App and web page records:
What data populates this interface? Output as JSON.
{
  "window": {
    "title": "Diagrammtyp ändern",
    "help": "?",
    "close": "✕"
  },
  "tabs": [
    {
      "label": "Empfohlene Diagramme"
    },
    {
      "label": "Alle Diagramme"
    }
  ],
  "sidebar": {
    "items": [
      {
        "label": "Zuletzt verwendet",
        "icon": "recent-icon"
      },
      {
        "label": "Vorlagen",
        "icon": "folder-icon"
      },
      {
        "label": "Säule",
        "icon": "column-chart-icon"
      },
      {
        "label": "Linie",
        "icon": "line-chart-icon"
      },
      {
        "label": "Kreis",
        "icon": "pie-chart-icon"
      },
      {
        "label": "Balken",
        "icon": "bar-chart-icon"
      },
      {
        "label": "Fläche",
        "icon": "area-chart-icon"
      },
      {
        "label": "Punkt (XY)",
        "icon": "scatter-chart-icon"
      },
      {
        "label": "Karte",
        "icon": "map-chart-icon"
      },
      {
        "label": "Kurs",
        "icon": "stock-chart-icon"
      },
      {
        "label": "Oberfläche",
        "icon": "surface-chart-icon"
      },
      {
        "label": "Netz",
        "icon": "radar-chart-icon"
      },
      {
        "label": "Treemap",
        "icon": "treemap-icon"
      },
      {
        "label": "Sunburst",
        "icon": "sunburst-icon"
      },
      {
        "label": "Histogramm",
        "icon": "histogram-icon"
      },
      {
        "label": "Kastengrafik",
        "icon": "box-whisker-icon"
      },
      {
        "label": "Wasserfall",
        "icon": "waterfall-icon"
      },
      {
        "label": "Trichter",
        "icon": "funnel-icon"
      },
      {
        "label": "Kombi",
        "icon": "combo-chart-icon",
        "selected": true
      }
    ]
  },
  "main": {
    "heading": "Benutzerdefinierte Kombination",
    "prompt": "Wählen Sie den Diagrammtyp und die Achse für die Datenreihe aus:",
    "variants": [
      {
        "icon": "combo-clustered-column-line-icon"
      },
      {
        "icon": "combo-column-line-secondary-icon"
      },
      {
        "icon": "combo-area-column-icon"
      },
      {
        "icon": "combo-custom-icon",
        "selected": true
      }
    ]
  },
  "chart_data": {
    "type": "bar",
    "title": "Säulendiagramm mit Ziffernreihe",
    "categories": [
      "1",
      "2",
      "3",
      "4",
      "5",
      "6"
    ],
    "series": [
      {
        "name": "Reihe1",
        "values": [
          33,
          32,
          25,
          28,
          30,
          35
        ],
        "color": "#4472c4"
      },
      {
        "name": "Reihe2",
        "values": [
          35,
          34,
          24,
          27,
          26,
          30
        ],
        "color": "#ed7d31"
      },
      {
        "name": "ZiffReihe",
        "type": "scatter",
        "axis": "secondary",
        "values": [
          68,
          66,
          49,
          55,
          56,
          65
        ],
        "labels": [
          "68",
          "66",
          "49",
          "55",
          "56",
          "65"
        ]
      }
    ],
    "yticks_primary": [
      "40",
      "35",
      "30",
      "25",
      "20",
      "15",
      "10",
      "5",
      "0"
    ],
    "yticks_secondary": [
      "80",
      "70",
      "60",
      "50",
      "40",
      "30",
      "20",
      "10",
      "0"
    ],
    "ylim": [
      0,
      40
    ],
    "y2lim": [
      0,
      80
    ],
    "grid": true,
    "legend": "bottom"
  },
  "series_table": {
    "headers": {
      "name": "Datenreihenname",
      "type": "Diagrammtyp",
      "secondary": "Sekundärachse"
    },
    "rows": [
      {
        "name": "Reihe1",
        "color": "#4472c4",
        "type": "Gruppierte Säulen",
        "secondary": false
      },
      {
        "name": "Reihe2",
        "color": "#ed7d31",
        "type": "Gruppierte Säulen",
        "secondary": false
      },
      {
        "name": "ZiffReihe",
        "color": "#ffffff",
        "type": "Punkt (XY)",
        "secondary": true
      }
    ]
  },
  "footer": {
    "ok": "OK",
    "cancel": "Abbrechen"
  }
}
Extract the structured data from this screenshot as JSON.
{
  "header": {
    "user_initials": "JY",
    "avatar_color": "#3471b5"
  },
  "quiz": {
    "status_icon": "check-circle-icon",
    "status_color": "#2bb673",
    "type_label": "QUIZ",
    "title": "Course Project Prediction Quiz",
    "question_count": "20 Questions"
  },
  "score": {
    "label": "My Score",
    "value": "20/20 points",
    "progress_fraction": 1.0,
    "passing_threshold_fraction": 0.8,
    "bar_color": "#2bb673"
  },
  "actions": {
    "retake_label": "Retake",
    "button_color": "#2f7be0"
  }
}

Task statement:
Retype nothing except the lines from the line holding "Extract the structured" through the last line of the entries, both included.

Written solution:
Extract the structured data from this screenshot as JSON.
{
  "header": {
    "user_initials": "JY",
    "avatar_color": "#3471b5"
  },
  "quiz": {
    "status_icon": "check-circle-icon",
    "status_color": "#2bb673",
    "type_label": "QUIZ",
    "title": "Course Project Prediction Quiz",
    "question_count": "20 Questions"
  },
  "score": {
    "label": "My Score",
    "value": "20/20 points",
    "progress_fraction": 1.0,
    "passing_threshold_fraction": 0.8,
    "bar_color": "#2bb673"
  },
  "actions": {
    "retake_label": "Retake",
    "button_color": "#2f7be0"
  }
}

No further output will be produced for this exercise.